--- THE INPUT Enclosed Below ---

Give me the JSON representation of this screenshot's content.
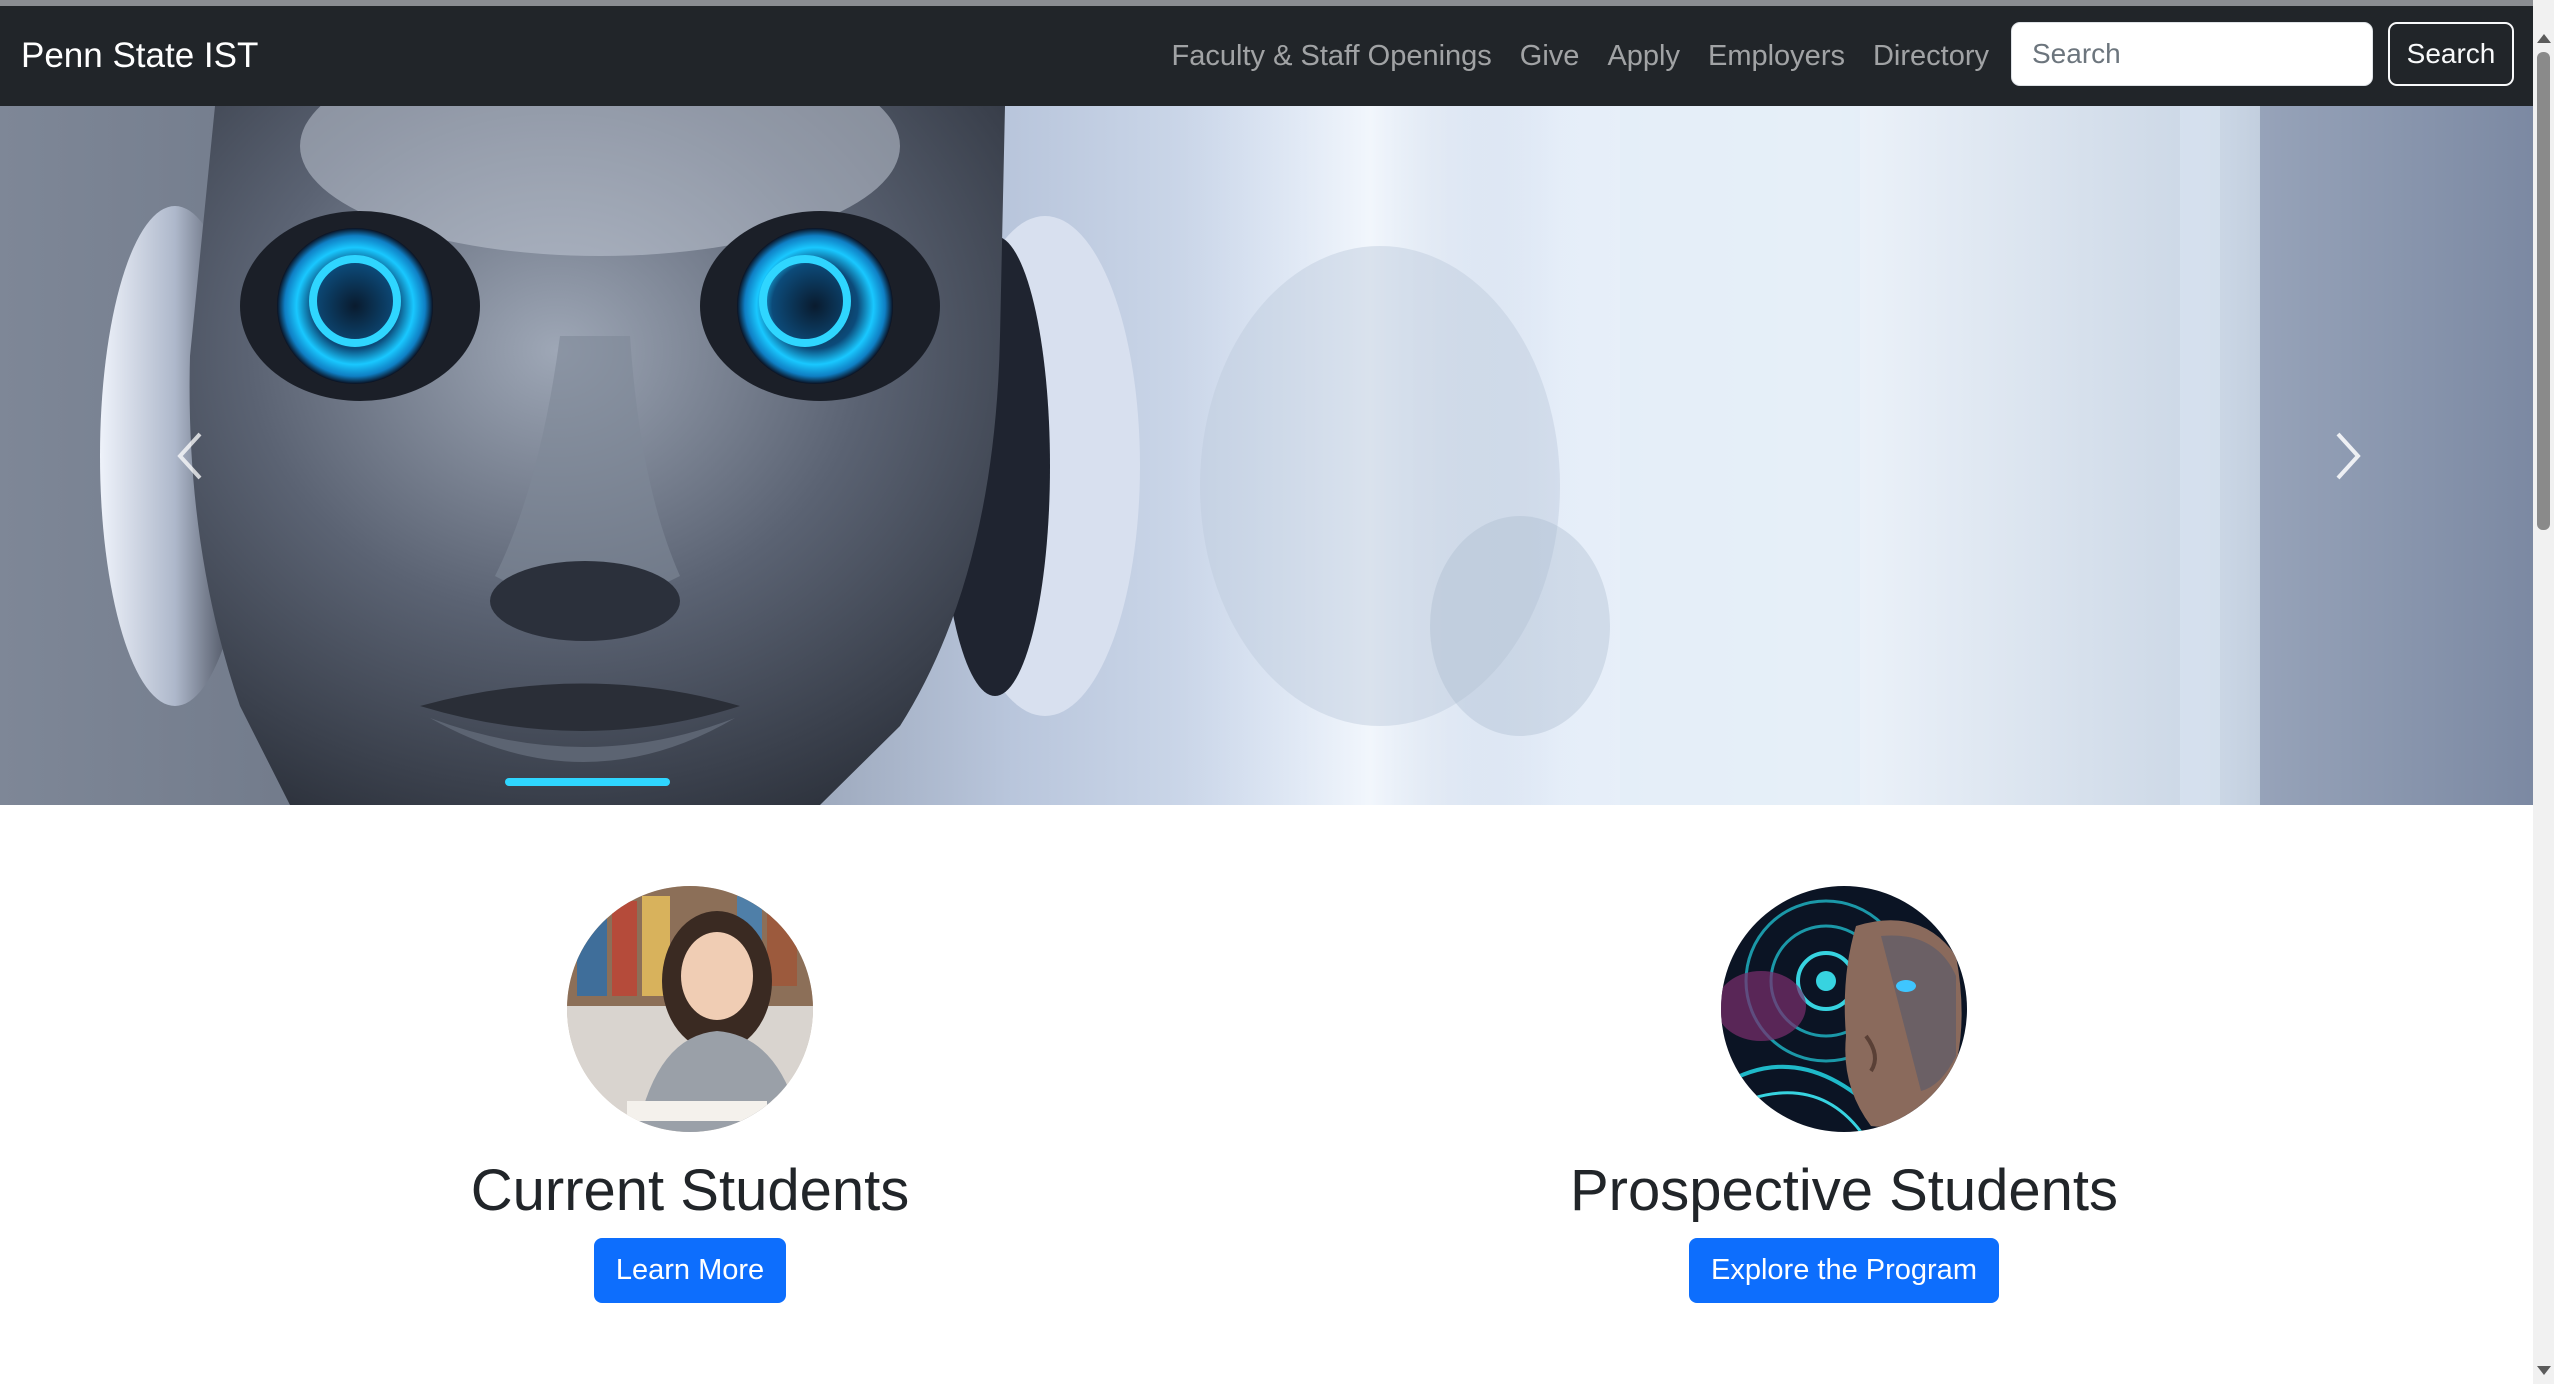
{
  "navbar": {
    "brand": "Penn State IST",
    "links": [
      {
        "label": "Faculty & Staff Openings"
      },
      {
        "label": "Give"
      },
      {
        "label": "Apply"
      },
      {
        "label": "Employers"
      },
      {
        "label": "Directory"
      }
    ],
    "search_placeholder": "Search",
    "search_button": "Search"
  },
  "hero": {
    "image": "robot-face-photo",
    "prev_icon": "chevron-left-icon",
    "next_icon": "chevron-right-icon"
  },
  "sections": [
    {
      "title": "Current Students",
      "button": "Learn More",
      "image": "student-in-library-photo"
    },
    {
      "title": "Prospective Students",
      "button": "Explore the Program",
      "image": "cyborg-face-photo"
    }
  ],
  "colors": {
    "navbar_bg": "#212529",
    "primary": "#0d6efd",
    "nav_link": "#9a9da2",
    "robot_eye": "#19c8ff"
  }
}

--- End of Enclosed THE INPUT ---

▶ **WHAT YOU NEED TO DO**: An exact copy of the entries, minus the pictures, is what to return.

▶ **SOLUTION**:
Give me the JSON representation of this screenshot's content.
{
  "navbar": {
    "brand": "Penn State IST",
    "links": [
      {
        "label": "Faculty & Staff Openings"
      },
      {
        "label": "Give"
      },
      {
        "label": "Apply"
      },
      {
        "label": "Employers"
      },
      {
        "label": "Directory"
      }
    ],
    "search_placeholder": "Search",
    "search_button": "Search"
  },
  "hero": {
    "image": "robot-face-photo",
    "prev_icon": "chevron-left-icon",
    "next_icon": "chevron-right-icon"
  },
  "sections": [
    {
      "title": "Current Students",
      "button": "Learn More",
      "image": "student-in-library-photo"
    },
    {
      "title": "Prospective Students",
      "button": "Explore the Program",
      "image": "cyborg-face-photo"
    }
  ],
  "colors": {
    "navbar_bg": "#212529",
    "primary": "#0d6efd",
    "nav_link": "#9a9da2",
    "robot_eye": "#19c8ff"
  }
}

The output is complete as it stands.